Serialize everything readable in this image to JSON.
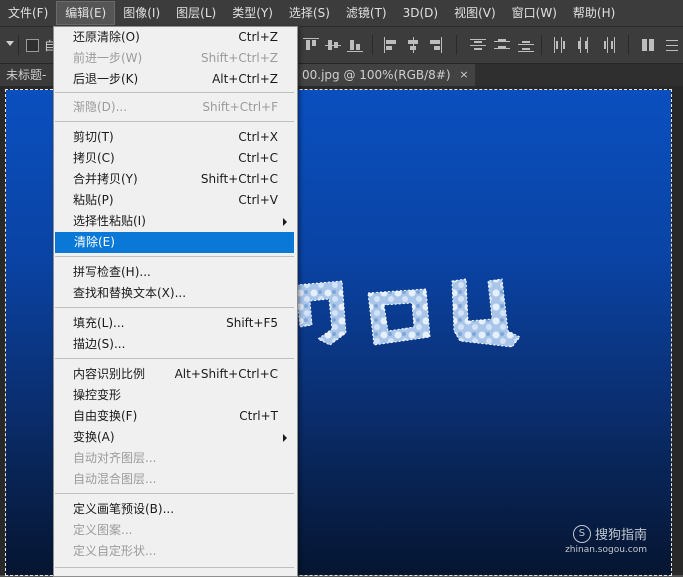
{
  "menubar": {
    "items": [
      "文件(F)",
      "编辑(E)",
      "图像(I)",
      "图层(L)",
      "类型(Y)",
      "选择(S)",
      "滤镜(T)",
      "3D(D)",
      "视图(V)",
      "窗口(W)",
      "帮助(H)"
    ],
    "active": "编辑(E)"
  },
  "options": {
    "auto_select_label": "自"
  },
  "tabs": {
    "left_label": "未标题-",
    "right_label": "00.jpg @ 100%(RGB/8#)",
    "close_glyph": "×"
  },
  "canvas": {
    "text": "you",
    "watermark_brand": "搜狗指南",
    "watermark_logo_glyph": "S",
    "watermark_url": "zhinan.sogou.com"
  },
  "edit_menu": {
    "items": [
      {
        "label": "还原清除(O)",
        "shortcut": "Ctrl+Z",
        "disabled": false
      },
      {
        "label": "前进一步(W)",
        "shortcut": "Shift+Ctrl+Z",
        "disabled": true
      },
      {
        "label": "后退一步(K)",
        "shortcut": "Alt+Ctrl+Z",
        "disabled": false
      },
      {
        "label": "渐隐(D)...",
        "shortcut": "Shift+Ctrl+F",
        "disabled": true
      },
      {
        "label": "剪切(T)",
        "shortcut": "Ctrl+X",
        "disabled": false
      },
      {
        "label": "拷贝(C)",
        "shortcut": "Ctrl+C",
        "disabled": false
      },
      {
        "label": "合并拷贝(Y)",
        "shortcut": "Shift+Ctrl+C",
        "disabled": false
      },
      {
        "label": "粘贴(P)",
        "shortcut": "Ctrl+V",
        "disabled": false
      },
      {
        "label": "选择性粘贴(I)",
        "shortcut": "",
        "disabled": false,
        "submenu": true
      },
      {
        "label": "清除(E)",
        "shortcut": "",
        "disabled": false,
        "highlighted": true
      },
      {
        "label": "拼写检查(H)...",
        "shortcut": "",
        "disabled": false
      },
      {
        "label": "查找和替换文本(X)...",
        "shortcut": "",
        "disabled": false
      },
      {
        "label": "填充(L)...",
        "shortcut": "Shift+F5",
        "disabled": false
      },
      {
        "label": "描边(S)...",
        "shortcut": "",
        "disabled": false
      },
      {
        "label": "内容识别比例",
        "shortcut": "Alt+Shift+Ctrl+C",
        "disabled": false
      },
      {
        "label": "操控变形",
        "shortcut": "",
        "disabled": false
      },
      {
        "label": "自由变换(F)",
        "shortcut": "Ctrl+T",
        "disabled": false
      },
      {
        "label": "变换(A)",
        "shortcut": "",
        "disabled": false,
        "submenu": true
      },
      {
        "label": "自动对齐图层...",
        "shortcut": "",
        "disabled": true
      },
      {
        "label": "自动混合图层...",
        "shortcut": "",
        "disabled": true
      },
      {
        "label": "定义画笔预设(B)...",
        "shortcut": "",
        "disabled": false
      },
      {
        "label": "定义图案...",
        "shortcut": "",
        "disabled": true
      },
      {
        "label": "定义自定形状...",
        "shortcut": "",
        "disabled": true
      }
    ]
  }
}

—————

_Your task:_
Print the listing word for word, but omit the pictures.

_Task result:_
Serialize everything readable in this image to JSON.
{
  "menubar": {
    "items": [
      "文件(F)",
      "编辑(E)",
      "图像(I)",
      "图层(L)",
      "类型(Y)",
      "选择(S)",
      "滤镜(T)",
      "3D(D)",
      "视图(V)",
      "窗口(W)",
      "帮助(H)"
    ],
    "active": "编辑(E)"
  },
  "options": {
    "auto_select_label": "自"
  },
  "tabs": {
    "left_label": "未标题-",
    "right_label": "00.jpg @ 100%(RGB/8#)",
    "close_glyph": "×"
  },
  "canvas": {
    "text": "you",
    "watermark_brand": "搜狗指南",
    "watermark_logo_glyph": "S",
    "watermark_url": "zhinan.sogou.com"
  },
  "edit_menu": {
    "items": [
      {
        "label": "还原清除(O)",
        "shortcut": "Ctrl+Z",
        "disabled": false
      },
      {
        "label": "前进一步(W)",
        "shortcut": "Shift+Ctrl+Z",
        "disabled": true
      },
      {
        "label": "后退一步(K)",
        "shortcut": "Alt+Ctrl+Z",
        "disabled": false
      },
      {
        "label": "渐隐(D)...",
        "shortcut": "Shift+Ctrl+F",
        "disabled": true
      },
      {
        "label": "剪切(T)",
        "shortcut": "Ctrl+X",
        "disabled": false
      },
      {
        "label": "拷贝(C)",
        "shortcut": "Ctrl+C",
        "disabled": false
      },
      {
        "label": "合并拷贝(Y)",
        "shortcut": "Shift+Ctrl+C",
        "disabled": false
      },
      {
        "label": "粘贴(P)",
        "shortcut": "Ctrl+V",
        "disabled": false
      },
      {
        "label": "选择性粘贴(I)",
        "shortcut": "",
        "disabled": false,
        "submenu": true
      },
      {
        "label": "清除(E)",
        "shortcut": "",
        "disabled": false,
        "highlighted": true
      },
      {
        "label": "拼写检查(H)...",
        "shortcut": "",
        "disabled": false
      },
      {
        "label": "查找和替换文本(X)...",
        "shortcut": "",
        "disabled": false
      },
      {
        "label": "填充(L)...",
        "shortcut": "Shift+F5",
        "disabled": false
      },
      {
        "label": "描边(S)...",
        "shortcut": "",
        "disabled": false
      },
      {
        "label": "内容识别比例",
        "shortcut": "Alt+Shift+Ctrl+C",
        "disabled": false
      },
      {
        "label": "操控变形",
        "shortcut": "",
        "disabled": false
      },
      {
        "label": "自由变换(F)",
        "shortcut": "Ctrl+T",
        "disabled": false
      },
      {
        "label": "变换(A)",
        "shortcut": "",
        "disabled": false,
        "submenu": true
      },
      {
        "label": "自动对齐图层...",
        "shortcut": "",
        "disabled": true
      },
      {
        "label": "自动混合图层...",
        "shortcut": "",
        "disabled": true
      },
      {
        "label": "定义画笔预设(B)...",
        "shortcut": "",
        "disabled": false
      },
      {
        "label": "定义图案...",
        "shortcut": "",
        "disabled": true
      },
      {
        "label": "定义自定形状...",
        "shortcut": "",
        "disabled": true
      }
    ]
  }
}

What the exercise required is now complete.